Problem description :: Please say how many lines in the records below contain the word "Output", giving the number alone.

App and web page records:
┌────────
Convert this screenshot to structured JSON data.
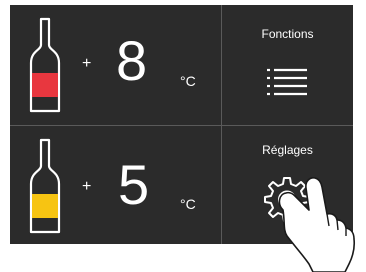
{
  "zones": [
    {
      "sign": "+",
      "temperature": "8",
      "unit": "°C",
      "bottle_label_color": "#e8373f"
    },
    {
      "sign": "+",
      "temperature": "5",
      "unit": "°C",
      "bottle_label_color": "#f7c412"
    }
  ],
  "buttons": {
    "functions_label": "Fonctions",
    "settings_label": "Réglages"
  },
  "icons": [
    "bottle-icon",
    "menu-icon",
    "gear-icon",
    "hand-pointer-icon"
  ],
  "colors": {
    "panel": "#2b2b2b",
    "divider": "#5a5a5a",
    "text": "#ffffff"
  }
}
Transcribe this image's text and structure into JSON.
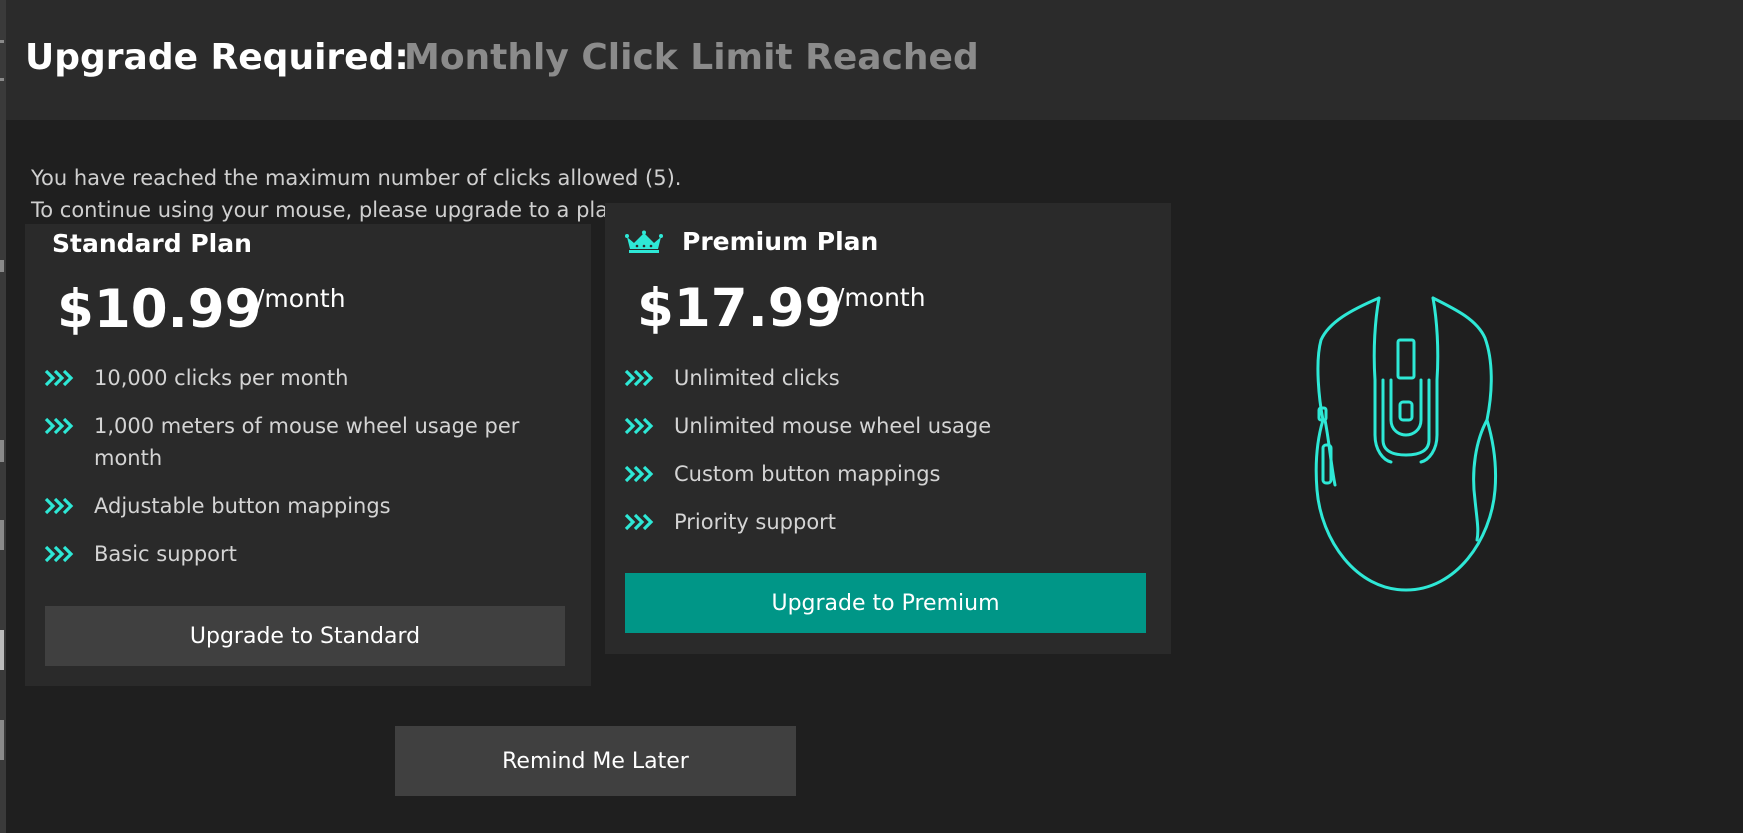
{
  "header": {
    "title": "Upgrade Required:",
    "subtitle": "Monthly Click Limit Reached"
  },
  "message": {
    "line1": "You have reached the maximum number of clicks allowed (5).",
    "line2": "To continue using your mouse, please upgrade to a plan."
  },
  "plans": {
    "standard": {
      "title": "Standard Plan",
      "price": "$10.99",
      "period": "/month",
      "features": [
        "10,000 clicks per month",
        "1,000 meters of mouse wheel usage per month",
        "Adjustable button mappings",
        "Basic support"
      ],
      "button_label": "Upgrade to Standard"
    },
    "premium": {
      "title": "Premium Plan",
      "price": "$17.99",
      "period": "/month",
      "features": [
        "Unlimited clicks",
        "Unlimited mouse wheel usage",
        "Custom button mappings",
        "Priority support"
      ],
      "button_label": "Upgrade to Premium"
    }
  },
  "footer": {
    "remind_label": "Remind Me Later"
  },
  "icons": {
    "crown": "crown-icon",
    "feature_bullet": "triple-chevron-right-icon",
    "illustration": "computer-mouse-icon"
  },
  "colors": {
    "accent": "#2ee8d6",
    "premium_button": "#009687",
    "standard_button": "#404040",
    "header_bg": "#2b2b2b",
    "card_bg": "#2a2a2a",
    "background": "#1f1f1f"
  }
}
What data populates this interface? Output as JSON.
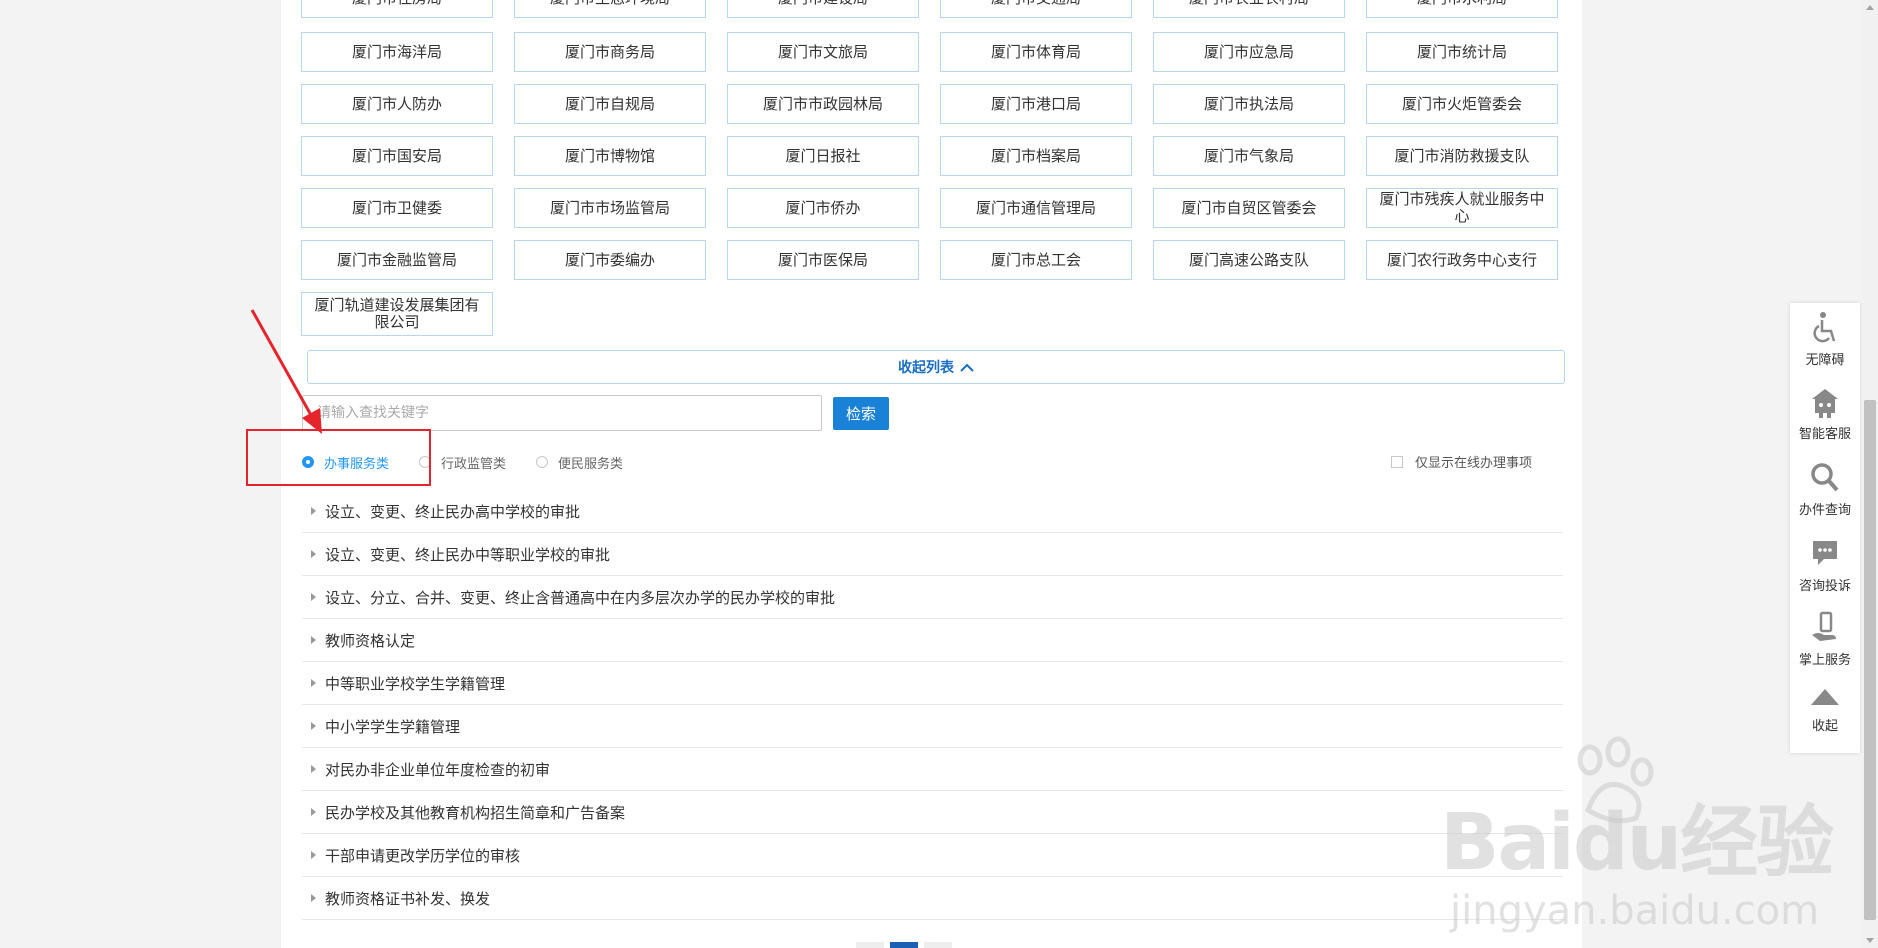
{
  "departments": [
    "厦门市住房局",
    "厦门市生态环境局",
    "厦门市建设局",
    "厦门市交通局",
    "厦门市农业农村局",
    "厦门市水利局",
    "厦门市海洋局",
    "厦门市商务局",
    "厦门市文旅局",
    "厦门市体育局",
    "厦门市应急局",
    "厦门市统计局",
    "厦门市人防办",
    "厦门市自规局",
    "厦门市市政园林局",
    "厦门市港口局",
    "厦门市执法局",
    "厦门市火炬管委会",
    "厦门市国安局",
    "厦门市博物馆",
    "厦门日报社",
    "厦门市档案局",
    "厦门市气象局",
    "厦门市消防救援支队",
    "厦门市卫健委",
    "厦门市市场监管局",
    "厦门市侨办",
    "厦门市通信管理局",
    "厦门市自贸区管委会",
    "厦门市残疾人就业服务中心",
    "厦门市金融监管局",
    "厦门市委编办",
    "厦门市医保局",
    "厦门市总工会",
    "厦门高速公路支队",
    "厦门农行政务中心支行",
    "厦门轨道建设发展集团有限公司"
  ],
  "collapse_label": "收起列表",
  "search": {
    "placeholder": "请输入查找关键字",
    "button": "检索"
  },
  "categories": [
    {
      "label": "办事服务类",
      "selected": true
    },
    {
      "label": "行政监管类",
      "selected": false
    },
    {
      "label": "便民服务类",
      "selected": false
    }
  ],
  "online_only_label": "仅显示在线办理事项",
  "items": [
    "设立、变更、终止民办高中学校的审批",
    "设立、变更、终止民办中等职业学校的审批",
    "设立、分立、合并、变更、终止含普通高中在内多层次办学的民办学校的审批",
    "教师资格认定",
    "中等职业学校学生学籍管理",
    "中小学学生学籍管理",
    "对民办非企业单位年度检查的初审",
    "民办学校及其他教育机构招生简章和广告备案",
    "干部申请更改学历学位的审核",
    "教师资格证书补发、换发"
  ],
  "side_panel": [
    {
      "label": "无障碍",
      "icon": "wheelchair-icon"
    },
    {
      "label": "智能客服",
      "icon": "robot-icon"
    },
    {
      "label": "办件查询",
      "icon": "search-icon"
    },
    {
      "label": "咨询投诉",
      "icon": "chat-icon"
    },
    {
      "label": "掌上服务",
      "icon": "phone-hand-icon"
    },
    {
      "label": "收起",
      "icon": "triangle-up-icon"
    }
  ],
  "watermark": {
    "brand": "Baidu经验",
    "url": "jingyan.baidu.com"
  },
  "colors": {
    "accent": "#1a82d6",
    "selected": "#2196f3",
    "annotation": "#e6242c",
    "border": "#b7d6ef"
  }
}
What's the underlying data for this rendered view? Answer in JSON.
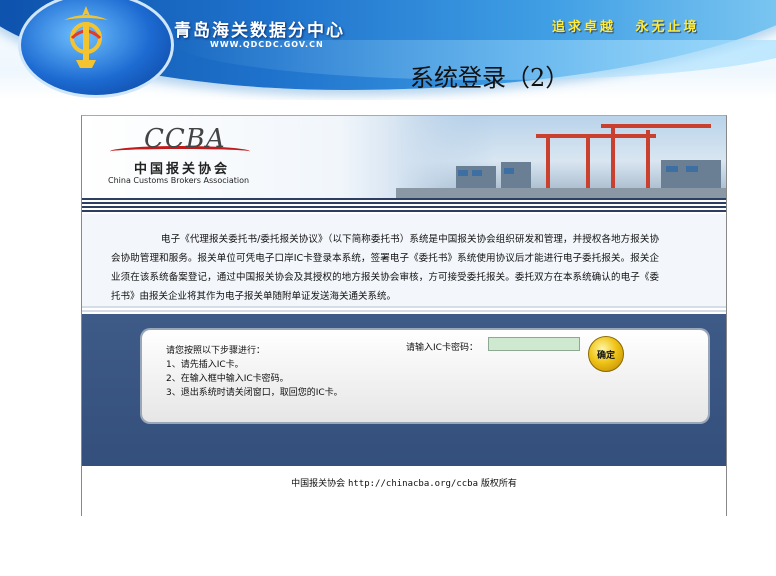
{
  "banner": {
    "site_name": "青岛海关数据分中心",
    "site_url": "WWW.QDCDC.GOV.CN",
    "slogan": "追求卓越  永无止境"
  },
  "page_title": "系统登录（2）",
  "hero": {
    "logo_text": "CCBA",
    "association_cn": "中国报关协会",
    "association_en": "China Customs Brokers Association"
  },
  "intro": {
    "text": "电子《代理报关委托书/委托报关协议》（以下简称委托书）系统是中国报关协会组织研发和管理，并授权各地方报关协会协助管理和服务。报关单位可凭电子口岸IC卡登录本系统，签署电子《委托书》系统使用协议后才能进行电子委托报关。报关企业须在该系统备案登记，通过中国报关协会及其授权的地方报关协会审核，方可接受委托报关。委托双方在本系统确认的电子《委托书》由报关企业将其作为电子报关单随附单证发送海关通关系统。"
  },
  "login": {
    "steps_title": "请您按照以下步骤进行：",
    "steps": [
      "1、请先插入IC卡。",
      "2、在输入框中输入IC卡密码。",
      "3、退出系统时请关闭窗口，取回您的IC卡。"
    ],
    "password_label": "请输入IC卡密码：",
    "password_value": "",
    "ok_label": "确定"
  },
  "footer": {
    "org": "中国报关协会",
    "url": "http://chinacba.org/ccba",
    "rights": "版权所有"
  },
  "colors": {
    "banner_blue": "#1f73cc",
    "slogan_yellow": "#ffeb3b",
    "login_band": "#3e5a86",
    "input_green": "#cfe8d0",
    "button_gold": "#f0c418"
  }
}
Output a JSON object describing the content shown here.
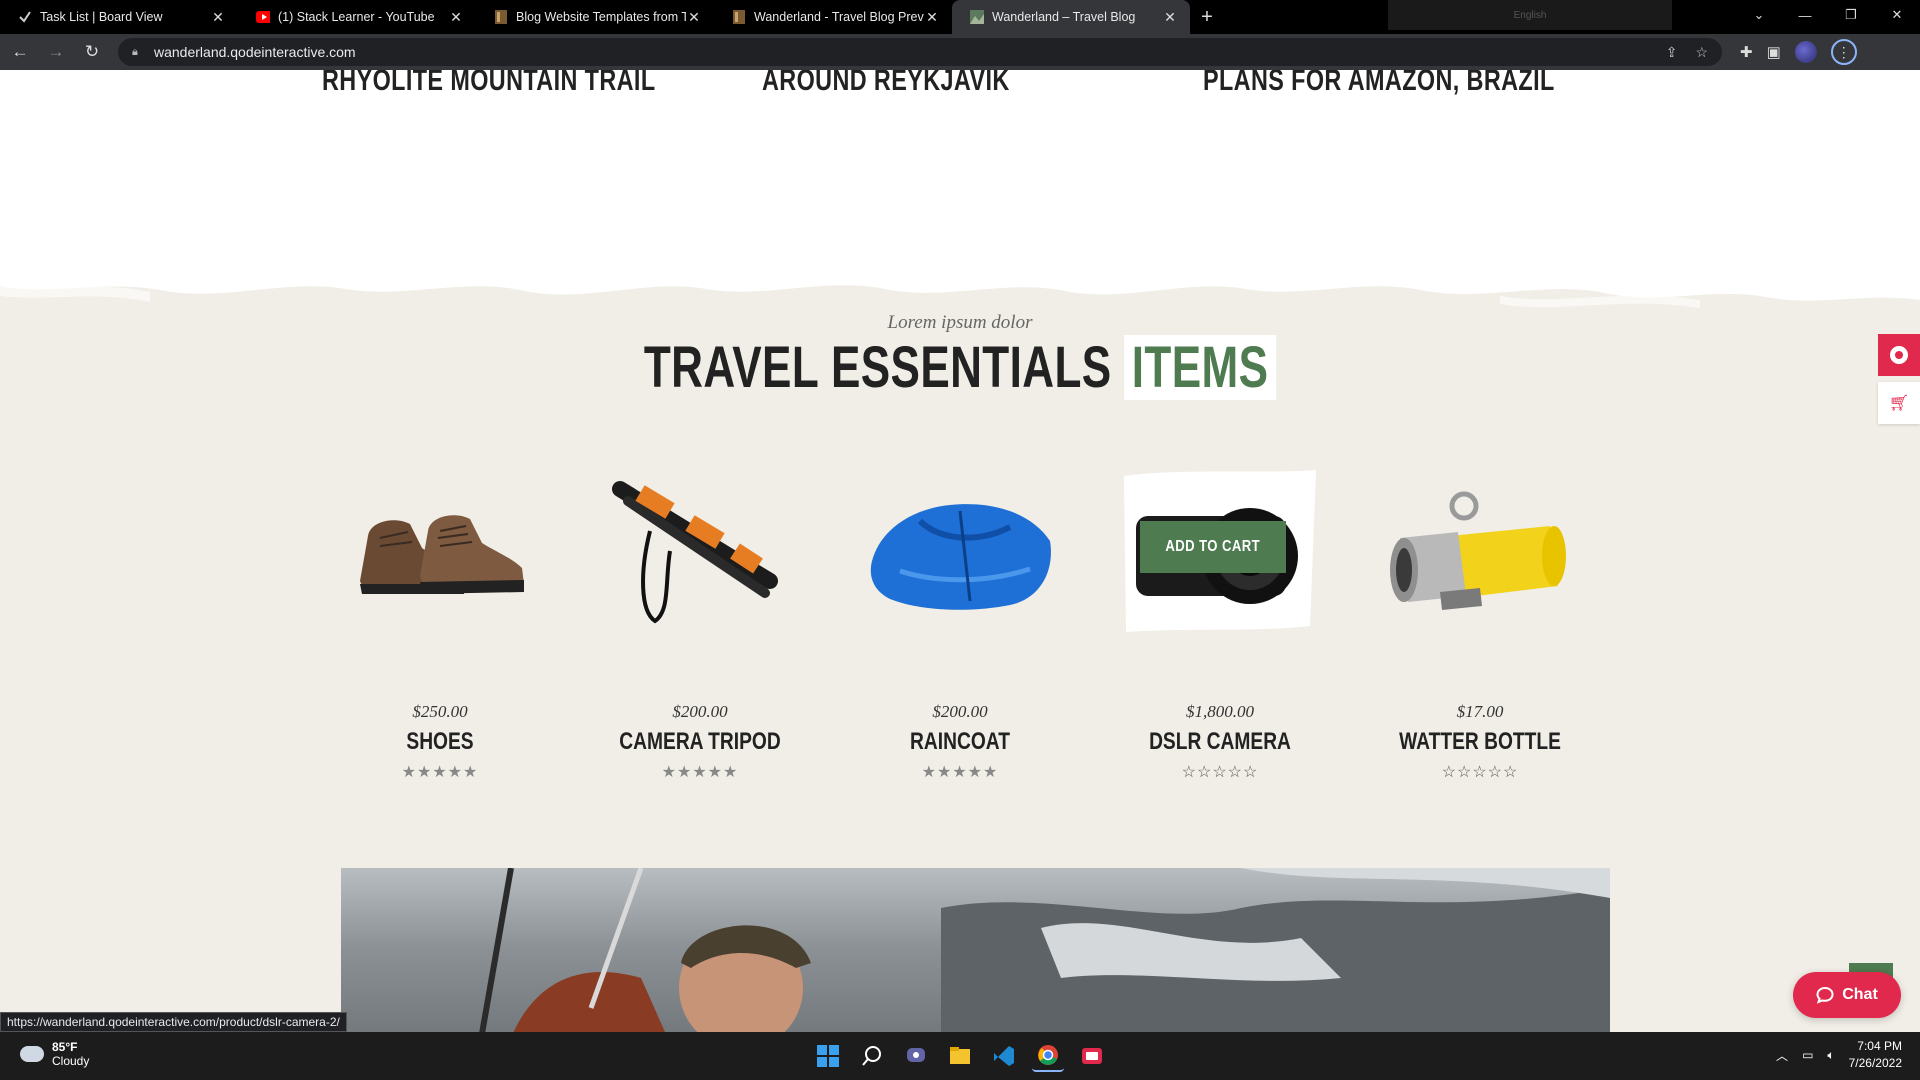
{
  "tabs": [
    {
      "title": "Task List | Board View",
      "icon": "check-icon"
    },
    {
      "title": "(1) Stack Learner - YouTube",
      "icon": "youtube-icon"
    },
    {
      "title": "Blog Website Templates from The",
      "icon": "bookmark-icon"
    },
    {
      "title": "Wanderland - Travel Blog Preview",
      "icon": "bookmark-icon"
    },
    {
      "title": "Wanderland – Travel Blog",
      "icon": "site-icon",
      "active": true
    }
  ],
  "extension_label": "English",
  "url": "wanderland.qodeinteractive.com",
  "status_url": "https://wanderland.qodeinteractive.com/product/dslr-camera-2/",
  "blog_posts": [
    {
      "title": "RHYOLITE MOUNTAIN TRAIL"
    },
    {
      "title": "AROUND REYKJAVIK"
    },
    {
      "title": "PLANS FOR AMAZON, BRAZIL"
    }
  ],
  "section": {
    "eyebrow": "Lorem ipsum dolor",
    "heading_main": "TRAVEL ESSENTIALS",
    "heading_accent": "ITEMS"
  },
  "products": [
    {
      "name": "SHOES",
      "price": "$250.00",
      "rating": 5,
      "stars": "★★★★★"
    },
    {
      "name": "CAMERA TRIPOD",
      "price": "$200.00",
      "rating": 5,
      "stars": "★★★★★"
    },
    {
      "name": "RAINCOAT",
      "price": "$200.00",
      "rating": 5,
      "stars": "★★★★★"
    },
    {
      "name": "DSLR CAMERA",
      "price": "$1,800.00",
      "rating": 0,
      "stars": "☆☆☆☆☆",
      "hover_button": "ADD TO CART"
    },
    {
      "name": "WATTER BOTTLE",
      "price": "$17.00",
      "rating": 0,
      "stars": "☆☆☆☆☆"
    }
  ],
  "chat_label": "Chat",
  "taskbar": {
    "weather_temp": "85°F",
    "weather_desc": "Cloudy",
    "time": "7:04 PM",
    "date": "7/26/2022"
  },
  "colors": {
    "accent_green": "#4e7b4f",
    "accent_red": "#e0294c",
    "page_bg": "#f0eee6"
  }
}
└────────
Solution to this problem :: 2